Task item - As you reproduce every line below, keep it exactly as written and leave out the images.

*** Begin section ***

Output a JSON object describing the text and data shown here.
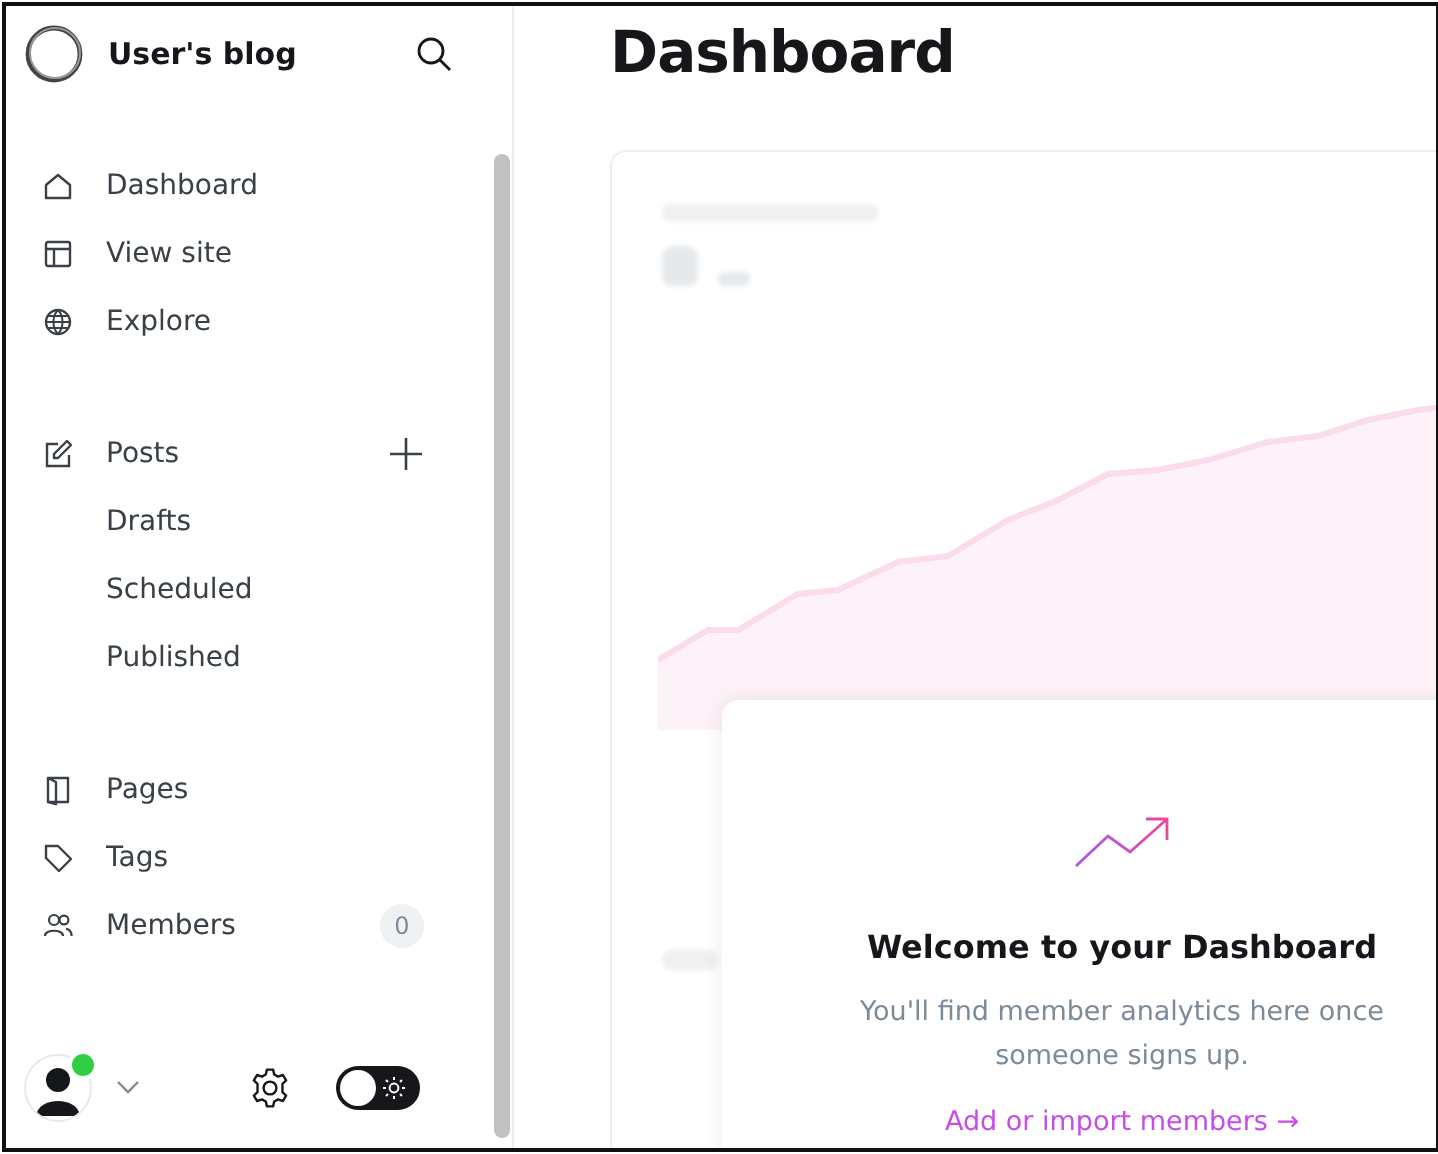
{
  "sidebar": {
    "blog_title": "User's blog",
    "nav_groups": [
      {
        "items": [
          {
            "label": "Dashboard"
          },
          {
            "label": "View site"
          },
          {
            "label": "Explore"
          }
        ]
      },
      {
        "items": [
          {
            "label": "Posts",
            "children": [
              {
                "label": "Drafts"
              },
              {
                "label": "Scheduled"
              },
              {
                "label": "Published"
              }
            ]
          }
        ]
      },
      {
        "items": [
          {
            "label": "Pages"
          },
          {
            "label": "Tags"
          },
          {
            "label": "Members",
            "count": "0"
          }
        ]
      }
    ],
    "footer": {
      "user_online": true,
      "dark_mode": {
        "on": false
      }
    }
  },
  "main": {
    "title": "Dashboard",
    "welcome": {
      "heading": "Welcome to your Dashboard",
      "text": "You'll find member analytics here once someone signs up.",
      "link": "Add or import members →"
    }
  }
}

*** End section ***

Written response -
Output a JSON object describing the text and data shown here.
{
  "sidebar": {
    "blog_title": "User's blog",
    "nav_groups": [
      {
        "items": [
          {
            "label": "Dashboard"
          },
          {
            "label": "View site"
          },
          {
            "label": "Explore"
          }
        ]
      },
      {
        "items": [
          {
            "label": "Posts",
            "children": [
              {
                "label": "Drafts"
              },
              {
                "label": "Scheduled"
              },
              {
                "label": "Published"
              }
            ]
          }
        ]
      },
      {
        "items": [
          {
            "label": "Pages"
          },
          {
            "label": "Tags"
          },
          {
            "label": "Members",
            "count": "0"
          }
        ]
      }
    ],
    "footer": {
      "user_online": true,
      "dark_mode": {
        "on": false
      }
    }
  },
  "main": {
    "title": "Dashboard",
    "welcome": {
      "heading": "Welcome to your Dashboard",
      "text": "You'll find member analytics here once someone signs up.",
      "link": "Add or import members →"
    }
  }
}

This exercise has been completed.